Task ->
When you copy the entries, match them exactly and omit the pictures.

Page and application data records

###

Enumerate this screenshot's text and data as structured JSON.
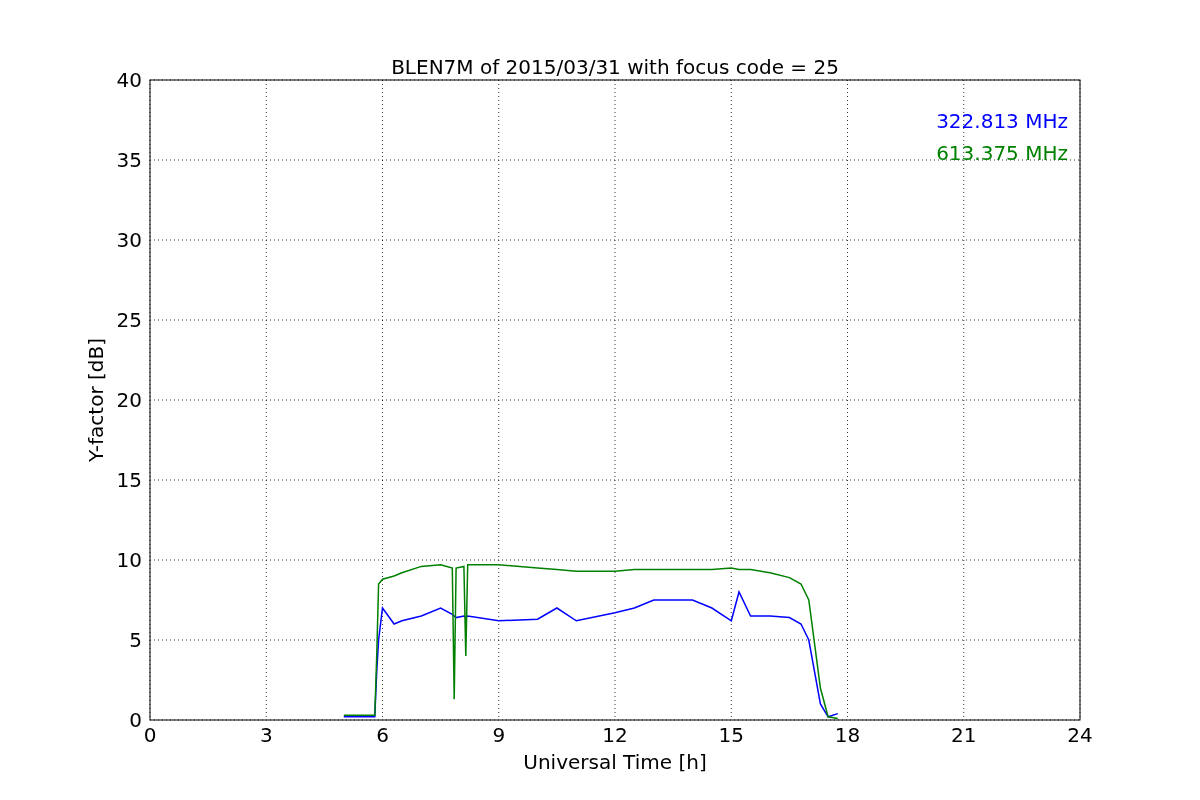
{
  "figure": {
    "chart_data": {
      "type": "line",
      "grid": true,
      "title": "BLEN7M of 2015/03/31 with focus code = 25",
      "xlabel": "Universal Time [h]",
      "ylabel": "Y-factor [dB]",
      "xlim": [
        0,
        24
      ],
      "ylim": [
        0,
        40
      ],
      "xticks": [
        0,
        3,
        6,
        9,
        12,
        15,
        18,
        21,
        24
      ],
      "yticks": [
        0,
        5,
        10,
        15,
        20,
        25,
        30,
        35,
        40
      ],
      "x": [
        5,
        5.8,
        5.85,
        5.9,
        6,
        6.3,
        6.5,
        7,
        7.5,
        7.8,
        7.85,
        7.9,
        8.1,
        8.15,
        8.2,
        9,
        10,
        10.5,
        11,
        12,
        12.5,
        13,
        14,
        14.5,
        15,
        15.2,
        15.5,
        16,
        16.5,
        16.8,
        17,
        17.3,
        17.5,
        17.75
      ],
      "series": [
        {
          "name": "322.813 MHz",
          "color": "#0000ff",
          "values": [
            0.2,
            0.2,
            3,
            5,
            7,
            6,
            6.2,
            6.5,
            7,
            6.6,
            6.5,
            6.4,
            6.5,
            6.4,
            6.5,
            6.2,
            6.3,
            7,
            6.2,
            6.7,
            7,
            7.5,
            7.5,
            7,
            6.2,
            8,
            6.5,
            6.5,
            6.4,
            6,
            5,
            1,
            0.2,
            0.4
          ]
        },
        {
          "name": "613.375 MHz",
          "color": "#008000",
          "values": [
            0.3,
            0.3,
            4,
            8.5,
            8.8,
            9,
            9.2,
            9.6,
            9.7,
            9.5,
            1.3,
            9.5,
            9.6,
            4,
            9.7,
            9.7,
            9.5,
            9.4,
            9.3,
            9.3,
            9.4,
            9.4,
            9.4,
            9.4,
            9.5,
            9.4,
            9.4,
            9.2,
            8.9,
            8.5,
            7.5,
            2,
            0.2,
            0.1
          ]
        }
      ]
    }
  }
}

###

Task solution ->
Enumerate this screenshot's text and data as structured JSON.
{
  "figure": {
    "chart_data": {
      "type": "line",
      "grid": true,
      "title": "BLEN7M of 2015/03/31 with focus code = 25",
      "xlabel": "Universal Time [h]",
      "ylabel": "Y-factor [dB]",
      "xlim": [
        0,
        24
      ],
      "ylim": [
        0,
        40
      ],
      "xticks": [
        0,
        3,
        6,
        9,
        12,
        15,
        18,
        21,
        24
      ],
      "yticks": [
        0,
        5,
        10,
        15,
        20,
        25,
        30,
        35,
        40
      ],
      "x": [
        5,
        5.8,
        5.85,
        5.9,
        6,
        6.3,
        6.5,
        7,
        7.5,
        7.8,
        7.85,
        7.9,
        8.1,
        8.15,
        8.2,
        9,
        10,
        10.5,
        11,
        12,
        12.5,
        13,
        14,
        14.5,
        15,
        15.2,
        15.5,
        16,
        16.5,
        16.8,
        17,
        17.3,
        17.5,
        17.75
      ],
      "series": [
        {
          "name": "322.813 MHz",
          "color": "#0000ff",
          "values": [
            0.2,
            0.2,
            3,
            5,
            7,
            6,
            6.2,
            6.5,
            7,
            6.6,
            6.5,
            6.4,
            6.5,
            6.4,
            6.5,
            6.2,
            6.3,
            7,
            6.2,
            6.7,
            7,
            7.5,
            7.5,
            7,
            6.2,
            8,
            6.5,
            6.5,
            6.4,
            6,
            5,
            1,
            0.2,
            0.4
          ]
        },
        {
          "name": "613.375 MHz",
          "color": "#008000",
          "values": [
            0.3,
            0.3,
            4,
            8.5,
            8.8,
            9,
            9.2,
            9.6,
            9.7,
            9.5,
            1.3,
            9.5,
            9.6,
            4,
            9.7,
            9.7,
            9.5,
            9.4,
            9.3,
            9.3,
            9.4,
            9.4,
            9.4,
            9.4,
            9.5,
            9.4,
            9.4,
            9.2,
            8.9,
            8.5,
            7.5,
            2,
            0.2,
            0.1
          ]
        }
      ]
    }
  }
}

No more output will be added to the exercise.